### Assignment
Go through the entries and copy every line that has the string "JSON" in it.
----- Material for this exercise
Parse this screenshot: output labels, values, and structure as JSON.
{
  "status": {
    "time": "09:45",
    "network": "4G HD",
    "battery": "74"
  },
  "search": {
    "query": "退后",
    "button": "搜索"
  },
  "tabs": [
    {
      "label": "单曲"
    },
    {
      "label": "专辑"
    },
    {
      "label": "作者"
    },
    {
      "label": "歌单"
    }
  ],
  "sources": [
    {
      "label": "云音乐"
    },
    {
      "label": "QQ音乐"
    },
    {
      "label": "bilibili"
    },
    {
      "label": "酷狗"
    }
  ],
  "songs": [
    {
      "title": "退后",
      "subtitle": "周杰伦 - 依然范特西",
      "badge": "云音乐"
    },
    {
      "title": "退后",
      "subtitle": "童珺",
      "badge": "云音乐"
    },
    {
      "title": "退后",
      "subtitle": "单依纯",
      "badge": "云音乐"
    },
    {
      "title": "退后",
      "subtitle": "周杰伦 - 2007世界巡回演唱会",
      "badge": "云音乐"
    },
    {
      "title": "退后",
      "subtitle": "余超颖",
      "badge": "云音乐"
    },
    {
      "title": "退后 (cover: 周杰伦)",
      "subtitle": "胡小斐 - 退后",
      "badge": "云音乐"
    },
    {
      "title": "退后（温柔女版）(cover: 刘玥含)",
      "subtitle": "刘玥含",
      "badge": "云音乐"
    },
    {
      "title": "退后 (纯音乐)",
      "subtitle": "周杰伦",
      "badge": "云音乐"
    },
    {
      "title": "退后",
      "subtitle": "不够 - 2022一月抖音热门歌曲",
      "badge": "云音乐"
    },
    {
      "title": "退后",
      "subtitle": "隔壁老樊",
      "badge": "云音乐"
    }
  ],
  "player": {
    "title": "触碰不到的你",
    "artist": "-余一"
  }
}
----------
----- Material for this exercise
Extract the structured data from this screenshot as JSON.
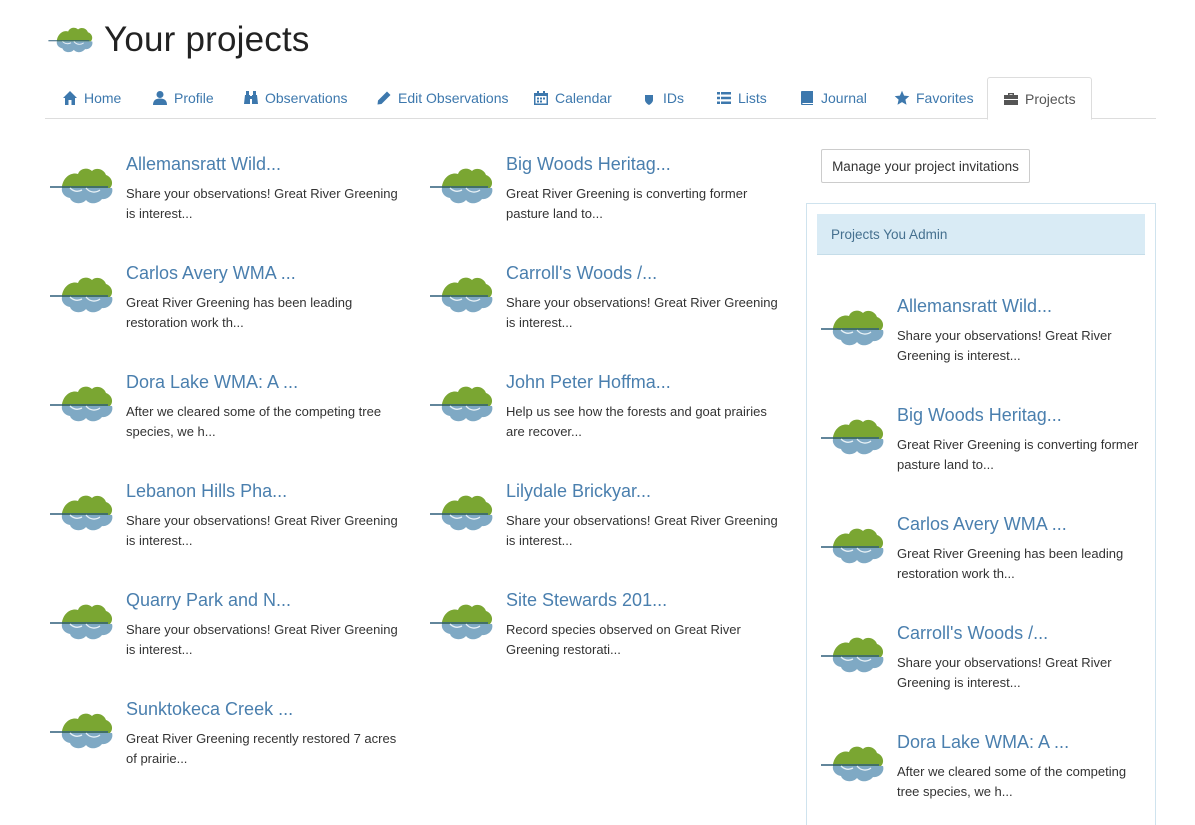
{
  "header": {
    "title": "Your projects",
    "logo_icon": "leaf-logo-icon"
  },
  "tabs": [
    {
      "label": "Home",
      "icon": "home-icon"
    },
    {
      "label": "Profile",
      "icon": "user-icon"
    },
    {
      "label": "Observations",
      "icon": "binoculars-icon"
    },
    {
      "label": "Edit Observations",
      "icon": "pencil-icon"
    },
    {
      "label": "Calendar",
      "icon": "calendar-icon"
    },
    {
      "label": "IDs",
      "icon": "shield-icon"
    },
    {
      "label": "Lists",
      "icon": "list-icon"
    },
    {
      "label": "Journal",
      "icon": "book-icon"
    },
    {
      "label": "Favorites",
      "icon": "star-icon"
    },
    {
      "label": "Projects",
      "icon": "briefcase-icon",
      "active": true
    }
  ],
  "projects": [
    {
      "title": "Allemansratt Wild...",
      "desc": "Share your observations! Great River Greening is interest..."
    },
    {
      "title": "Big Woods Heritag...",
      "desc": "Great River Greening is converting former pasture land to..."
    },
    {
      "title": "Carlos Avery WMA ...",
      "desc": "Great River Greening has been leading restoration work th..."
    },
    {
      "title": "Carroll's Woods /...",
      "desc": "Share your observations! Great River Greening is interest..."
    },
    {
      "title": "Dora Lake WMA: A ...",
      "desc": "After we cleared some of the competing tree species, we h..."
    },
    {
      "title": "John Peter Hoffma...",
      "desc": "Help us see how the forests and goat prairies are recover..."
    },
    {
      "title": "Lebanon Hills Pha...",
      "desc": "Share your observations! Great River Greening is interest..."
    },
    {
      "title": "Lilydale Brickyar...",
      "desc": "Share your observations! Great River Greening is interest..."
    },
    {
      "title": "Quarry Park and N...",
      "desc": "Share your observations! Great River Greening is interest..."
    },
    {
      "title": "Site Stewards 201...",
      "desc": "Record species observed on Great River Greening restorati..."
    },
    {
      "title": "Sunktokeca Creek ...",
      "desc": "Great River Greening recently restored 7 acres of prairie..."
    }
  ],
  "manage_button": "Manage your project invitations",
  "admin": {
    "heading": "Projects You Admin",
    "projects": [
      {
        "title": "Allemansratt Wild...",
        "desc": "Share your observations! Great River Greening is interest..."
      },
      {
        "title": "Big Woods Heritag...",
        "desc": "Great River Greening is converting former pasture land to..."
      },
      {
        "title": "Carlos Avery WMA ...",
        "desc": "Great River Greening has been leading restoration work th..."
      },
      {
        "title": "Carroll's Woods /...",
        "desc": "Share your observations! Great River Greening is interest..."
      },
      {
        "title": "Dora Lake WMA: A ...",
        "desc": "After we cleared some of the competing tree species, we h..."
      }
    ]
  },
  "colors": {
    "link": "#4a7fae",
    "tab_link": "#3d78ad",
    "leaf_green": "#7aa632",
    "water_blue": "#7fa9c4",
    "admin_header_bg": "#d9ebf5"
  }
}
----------
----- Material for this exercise
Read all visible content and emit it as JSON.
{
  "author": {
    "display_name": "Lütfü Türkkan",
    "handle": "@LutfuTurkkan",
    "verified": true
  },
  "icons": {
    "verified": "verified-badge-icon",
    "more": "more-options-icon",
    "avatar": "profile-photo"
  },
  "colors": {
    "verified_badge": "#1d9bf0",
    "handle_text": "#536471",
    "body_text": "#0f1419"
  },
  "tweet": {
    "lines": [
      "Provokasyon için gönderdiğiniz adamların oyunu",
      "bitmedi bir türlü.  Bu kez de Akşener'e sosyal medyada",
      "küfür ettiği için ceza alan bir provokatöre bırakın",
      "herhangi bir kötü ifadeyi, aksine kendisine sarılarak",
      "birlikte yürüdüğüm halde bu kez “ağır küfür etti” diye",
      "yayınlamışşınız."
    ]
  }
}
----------
### Reply
Parse this screenshot: output labels, values, and structure as JSON.
Extract the structured data from this screenshot as JSON.
Read all visible content and emit it as JSON.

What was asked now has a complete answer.